Work instruction: Could you repeat all of the entries exactly, leaving out any pictures?

===== Material for the task

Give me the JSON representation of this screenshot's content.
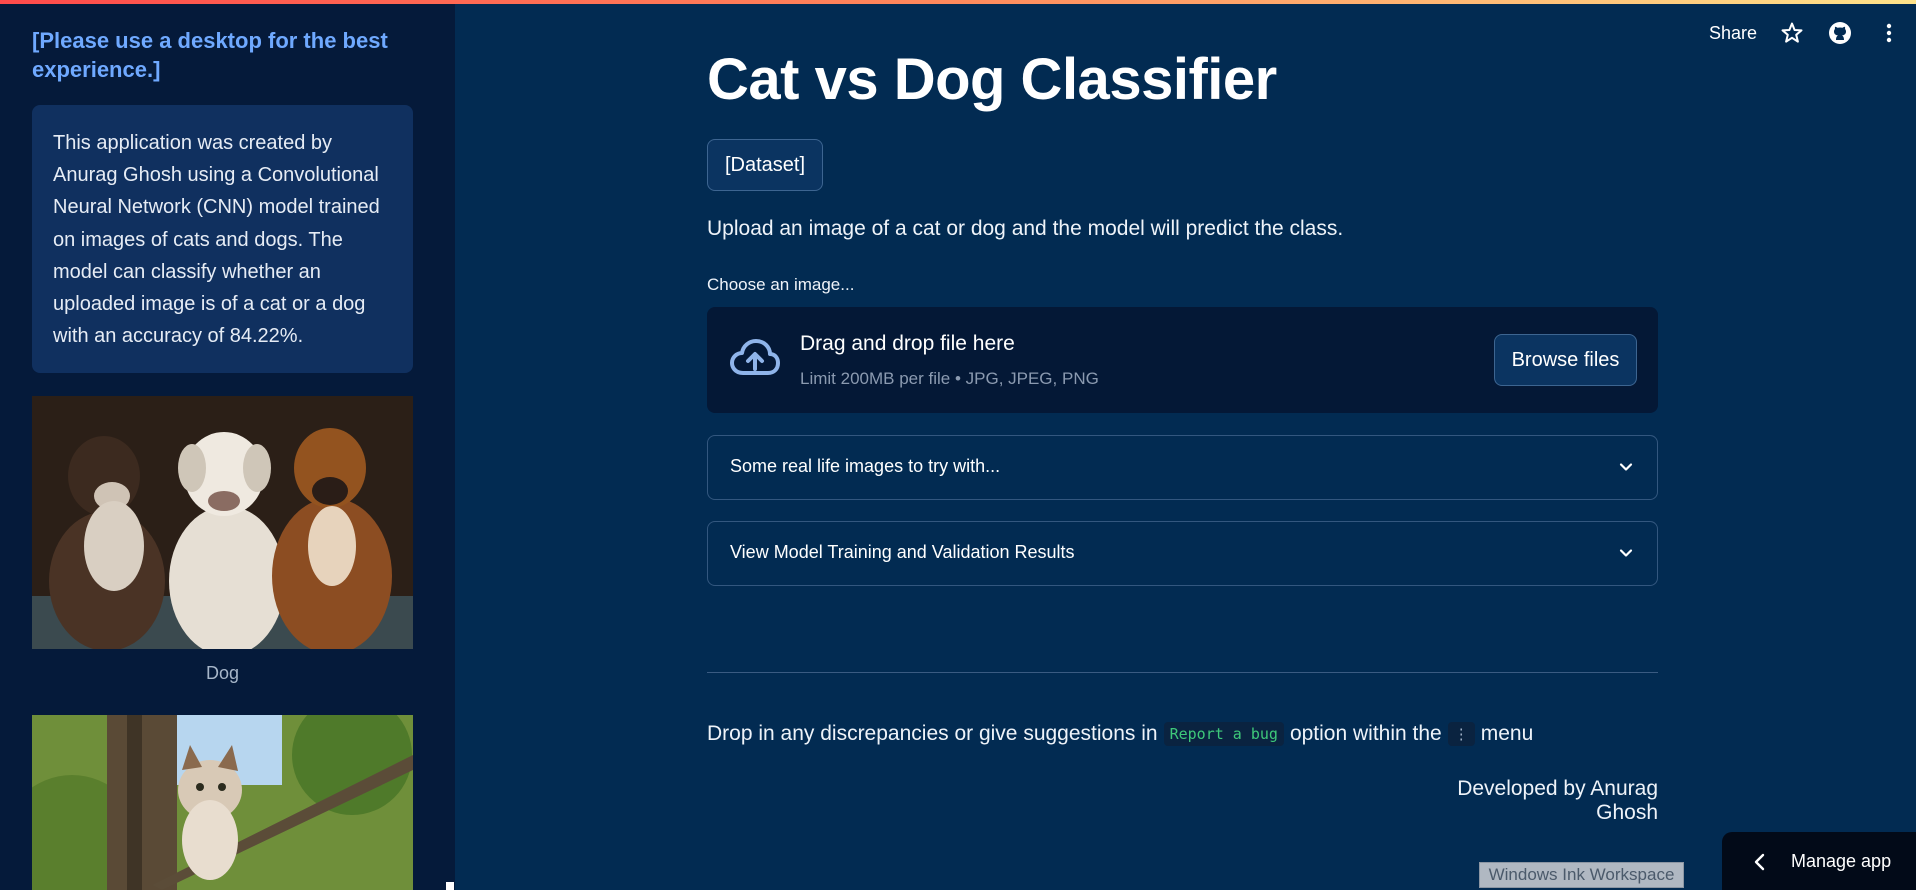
{
  "sidebar": {
    "note": "[Please use a desktop for the best experience.]",
    "about": "This application was created by Anurag Ghosh using a Convolutional Neural Network (CNN) model trained on images of cats and dogs. The model can classify whether an uploaded image is of a cat or a dog with an accuracy of 84.22%.",
    "images": [
      {
        "caption": "Dog"
      },
      {
        "caption": ""
      }
    ]
  },
  "header": {
    "share_label": "Share",
    "icons": [
      "star-icon",
      "github-icon",
      "more-vertical-icon"
    ]
  },
  "main": {
    "title": "Cat vs Dog Classifier",
    "dataset_button": "[Dataset]",
    "intro": "Upload an image of a cat or dog and the model will predict the class.",
    "uploader": {
      "label": "Choose an image...",
      "drop_title": "Drag and drop file here",
      "limit": "Limit 200MB per file • JPG, JPEG, PNG",
      "browse_label": "Browse files"
    },
    "expanders": [
      {
        "label": "Some real life images to try with..."
      },
      {
        "label": "View Model Training and Validation Results"
      }
    ],
    "footer": {
      "prefix": "Drop in any discrepancies or give suggestions in",
      "code": "Report a bug",
      "middle": "option within the",
      "menu_code": "⋮",
      "suffix": "menu",
      "developed_by": "Developed by Anurag Ghosh"
    }
  },
  "overlay": {
    "ink_workspace": "Windows Ink Workspace",
    "manage_app": "Manage app"
  },
  "colors": {
    "background": "#022b52",
    "sidebar": "#051a3a",
    "accent_note": "#6fa9ff",
    "code_text": "#3ec97a"
  }
}
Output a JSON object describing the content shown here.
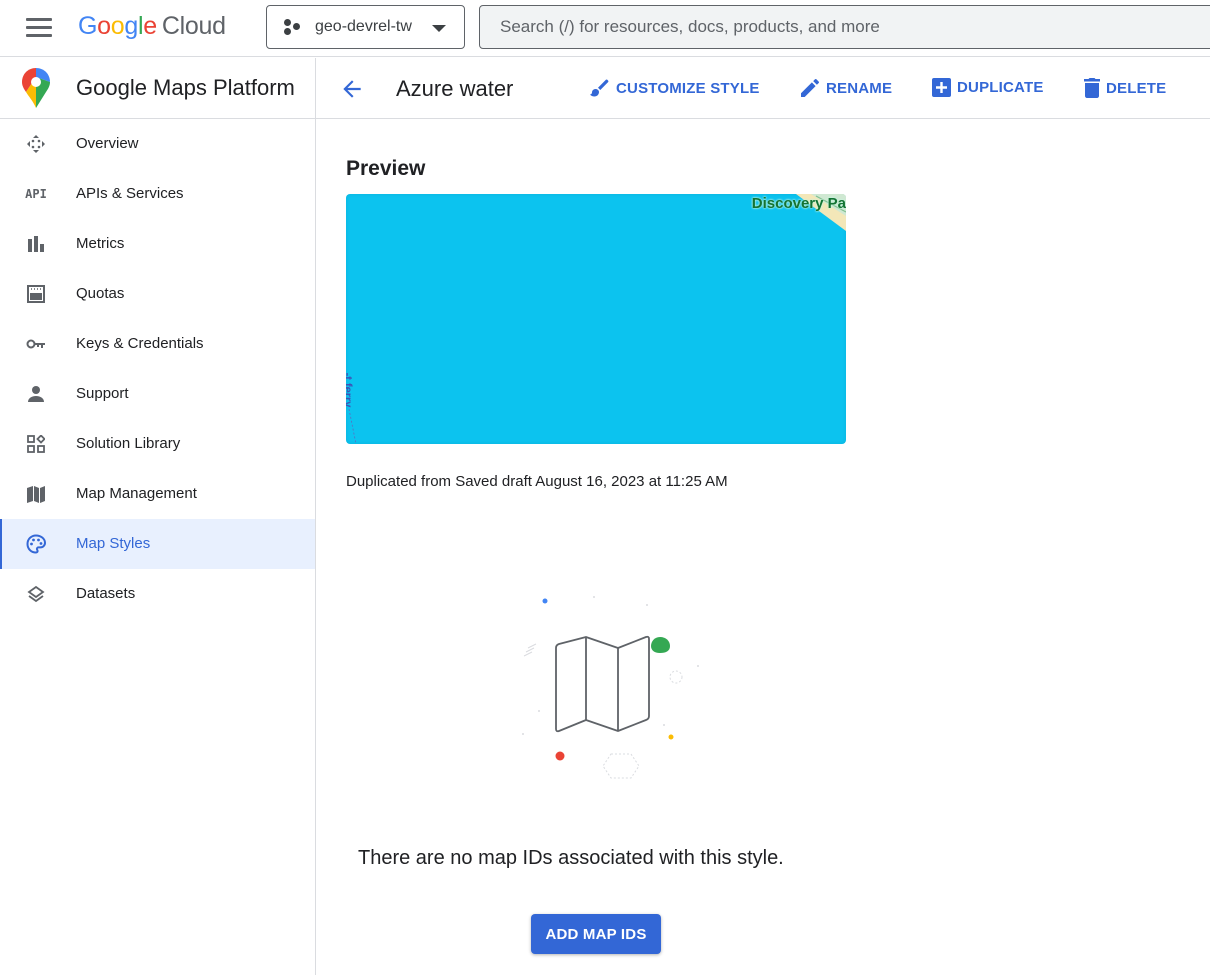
{
  "topbar": {
    "menu_icon": "hamburger-menu-icon",
    "logo": {
      "google_letters": [
        "G",
        "o",
        "o",
        "g",
        "l",
        "e"
      ],
      "suffix": "Cloud"
    },
    "project_picker": {
      "label": "geo-devrel-tw",
      "icon": "project-hierarchy-icon"
    },
    "search": {
      "placeholder": "Search (/) for resources, docs, products, and more",
      "value": ""
    }
  },
  "sidebar": {
    "product_title": "Google Maps Platform",
    "items": [
      {
        "label": "Overview",
        "icon": "overview-icon",
        "active": false
      },
      {
        "label": "APIs & Services",
        "icon": "api-icon",
        "active": false
      },
      {
        "label": "Metrics",
        "icon": "bar-chart-icon",
        "active": false
      },
      {
        "label": "Quotas",
        "icon": "quota-icon",
        "active": false
      },
      {
        "label": "Keys & Credentials",
        "icon": "key-icon",
        "active": false
      },
      {
        "label": "Support",
        "icon": "person-icon",
        "active": false
      },
      {
        "label": "Solution Library",
        "icon": "widgets-icon",
        "active": false
      },
      {
        "label": "Map Management",
        "icon": "map-icon",
        "active": false
      },
      {
        "label": "Map Styles",
        "icon": "palette-icon",
        "active": true
      },
      {
        "label": "Datasets",
        "icon": "layers-icon",
        "active": false
      }
    ]
  },
  "header": {
    "title": "Azure water",
    "actions": [
      {
        "label": "CUSTOMIZE STYLE",
        "icon": "brush-icon"
      },
      {
        "label": "RENAME",
        "icon": "pencil-icon"
      },
      {
        "label": "DUPLICATE",
        "icon": "add-box-icon"
      },
      {
        "label": "DELETE",
        "icon": "trash-icon"
      }
    ]
  },
  "main": {
    "preview_title": "Preview",
    "map_labels": {
      "park": "Discovery Pa",
      "ferry": "-t ferry"
    },
    "duplicated_info": "Duplicated from Saved draft August 16, 2023 at 11:25 AM",
    "empty_message": "There are no map IDs associated with this style.",
    "add_button": "ADD MAP IDS"
  },
  "colors": {
    "accent": "#3367d6",
    "active_bg": "#e8f0fe",
    "water": "#0cc3ef",
    "park_label": "#137333"
  }
}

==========

Your solution:
Give me the JSON representation of this screenshot's content.
{
  "sidebar": {
    "note": "[Please use a desktop for the best experience.]",
    "about": "This application was created by Anurag Ghosh using a Convolutional Neural Network (CNN) model trained on images of cats and dogs. The model can classify whether an uploaded image is of a cat or a dog with an accuracy of 84.22%.",
    "images": [
      {
        "caption": "Dog"
      },
      {
        "caption": ""
      }
    ]
  },
  "header": {
    "share_label": "Share",
    "icons": [
      "star-icon",
      "github-icon",
      "more-vertical-icon"
    ]
  },
  "main": {
    "title": "Cat vs Dog Classifier",
    "dataset_button": "[Dataset]",
    "intro": "Upload an image of a cat or dog and the model will predict the class.",
    "uploader": {
      "label": "Choose an image...",
      "drop_title": "Drag and drop file here",
      "limit": "Limit 200MB per file • JPG, JPEG, PNG",
      "browse_label": "Browse files"
    },
    "expanders": [
      {
        "label": "Some real life images to try with..."
      },
      {
        "label": "View Model Training and Validation Results"
      }
    ],
    "footer": {
      "prefix": "Drop in any discrepancies or give suggestions in",
      "code": "Report a bug",
      "middle": "option within the",
      "menu_code": "⋮",
      "suffix": "menu",
      "developed_by": "Developed by Anurag Ghosh"
    }
  },
  "overlay": {
    "ink_workspace": "Windows Ink Workspace",
    "manage_app": "Manage app"
  },
  "colors": {
    "background": "#022b52",
    "sidebar": "#051a3a",
    "accent_note": "#6fa9ff",
    "code_text": "#3ec97a"
  }
}
Output a JSON object describing the content shown here.
{
  "topbar": {
    "menu_icon": "hamburger-menu-icon",
    "logo": {
      "google_letters": [
        "G",
        "o",
        "o",
        "g",
        "l",
        "e"
      ],
      "suffix": "Cloud"
    },
    "project_picker": {
      "label": "geo-devrel-tw",
      "icon": "project-hierarchy-icon"
    },
    "search": {
      "placeholder": "Search (/) for resources, docs, products, and more",
      "value": ""
    }
  },
  "sidebar": {
    "product_title": "Google Maps Platform",
    "items": [
      {
        "label": "Overview",
        "icon": "overview-icon",
        "active": false
      },
      {
        "label": "APIs & Services",
        "icon": "api-icon",
        "active": false
      },
      {
        "label": "Metrics",
        "icon": "bar-chart-icon",
        "active": false
      },
      {
        "label": "Quotas",
        "icon": "quota-icon",
        "active": false
      },
      {
        "label": "Keys & Credentials",
        "icon": "key-icon",
        "active": false
      },
      {
        "label": "Support",
        "icon": "person-icon",
        "active": false
      },
      {
        "label": "Solution Library",
        "icon": "widgets-icon",
        "active": false
      },
      {
        "label": "Map Management",
        "icon": "map-icon",
        "active": false
      },
      {
        "label": "Map Styles",
        "icon": "palette-icon",
        "active": true
      },
      {
        "label": "Datasets",
        "icon": "layers-icon",
        "active": false
      }
    ]
  },
  "header": {
    "title": "Azure water",
    "actions": [
      {
        "label": "CUSTOMIZE STYLE",
        "icon": "brush-icon"
      },
      {
        "label": "RENAME",
        "icon": "pencil-icon"
      },
      {
        "label": "DUPLICATE",
        "icon": "add-box-icon"
      },
      {
        "label": "DELETE",
        "icon": "trash-icon"
      }
    ]
  },
  "main": {
    "preview_title": "Preview",
    "map_labels": {
      "park": "Discovery Pa",
      "ferry": "-t ferry"
    },
    "duplicated_info": "Duplicated from Saved draft August 16, 2023 at 11:25 AM",
    "empty_message": "There are no map IDs associated with this style.",
    "add_button": "ADD MAP IDS"
  },
  "colors": {
    "accent": "#3367d6",
    "active_bg": "#e8f0fe",
    "water": "#0cc3ef",
    "park_label": "#137333"
  }
}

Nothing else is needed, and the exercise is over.